“I like to put myself in different disciplines to gain experience in a lot of different things,” said Wilfredo, who speaks three languages and plans to learn a fourth before entering med school. “I like to jump right in to learn something new, and the Honors Program allows me to do that. I like the environment the teachers and students provide, and I like the critical thinking it requires. The way I think, the way I see the world, is very much thanks to the Honors Program.”

In addition, the Honors Program encourages students to complete a special project of their choosing. One student designed a library cataloging system for electronic music. Another wrote a children’s book explaining the differences in grieving customs between Christians and Buddhists. And a nursing student even designed and built a golf putter—which required him to learn calculus, physics, and machine shop operations.

The Honors Program also advises students applying for national scholarships and fellowships, offers housing with other honors students, and sponsors a semester-long Honors Colloquium that brings world-renowned experts to campus to discuss a common theme.

This unique combination of honors classes and related activities allows students to expand their perspective of themselves and the world around them.

“The Honors Program has definitely had a big impact on me,” said Kira Wencek, a junior studying art, computer science, and Japanese. “It’s made me think in new ways.
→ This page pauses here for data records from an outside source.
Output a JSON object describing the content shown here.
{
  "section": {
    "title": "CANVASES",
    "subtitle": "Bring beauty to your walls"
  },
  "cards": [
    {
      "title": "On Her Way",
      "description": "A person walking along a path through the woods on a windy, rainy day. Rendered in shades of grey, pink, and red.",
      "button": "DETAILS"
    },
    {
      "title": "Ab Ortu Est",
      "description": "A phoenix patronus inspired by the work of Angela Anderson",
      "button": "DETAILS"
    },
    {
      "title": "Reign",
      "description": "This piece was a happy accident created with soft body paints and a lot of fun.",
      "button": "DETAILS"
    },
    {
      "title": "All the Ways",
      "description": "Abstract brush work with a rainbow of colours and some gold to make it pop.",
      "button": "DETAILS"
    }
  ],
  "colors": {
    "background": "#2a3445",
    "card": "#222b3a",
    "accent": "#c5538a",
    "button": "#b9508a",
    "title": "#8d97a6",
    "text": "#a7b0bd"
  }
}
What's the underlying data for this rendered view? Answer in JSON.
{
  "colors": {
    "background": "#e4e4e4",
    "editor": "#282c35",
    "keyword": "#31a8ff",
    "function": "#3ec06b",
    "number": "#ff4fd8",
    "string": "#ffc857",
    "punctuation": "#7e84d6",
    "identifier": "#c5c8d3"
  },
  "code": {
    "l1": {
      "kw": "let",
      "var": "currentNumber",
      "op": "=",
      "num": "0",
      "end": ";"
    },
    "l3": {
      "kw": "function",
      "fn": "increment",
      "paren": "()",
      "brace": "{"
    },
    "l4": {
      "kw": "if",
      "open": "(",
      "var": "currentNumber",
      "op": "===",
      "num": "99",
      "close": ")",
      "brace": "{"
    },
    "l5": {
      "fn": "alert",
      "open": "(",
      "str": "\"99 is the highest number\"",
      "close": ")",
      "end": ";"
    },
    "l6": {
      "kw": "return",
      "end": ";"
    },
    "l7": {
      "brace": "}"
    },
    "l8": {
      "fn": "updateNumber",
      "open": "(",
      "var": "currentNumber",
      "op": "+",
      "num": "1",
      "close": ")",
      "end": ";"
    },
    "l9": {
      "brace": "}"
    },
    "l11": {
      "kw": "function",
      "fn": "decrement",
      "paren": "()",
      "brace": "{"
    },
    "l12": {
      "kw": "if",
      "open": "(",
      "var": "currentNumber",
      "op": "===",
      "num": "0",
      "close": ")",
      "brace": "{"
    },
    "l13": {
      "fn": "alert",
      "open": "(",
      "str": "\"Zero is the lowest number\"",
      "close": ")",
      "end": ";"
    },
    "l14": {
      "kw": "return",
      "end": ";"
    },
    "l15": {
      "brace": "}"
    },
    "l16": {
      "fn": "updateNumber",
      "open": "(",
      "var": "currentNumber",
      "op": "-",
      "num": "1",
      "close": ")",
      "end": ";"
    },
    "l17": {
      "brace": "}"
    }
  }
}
The classes are definitely the best classes I’ve taken at URI.”


Pictured: Honors Program student Wilfredo Tangui

Photo credit: Nora Lewis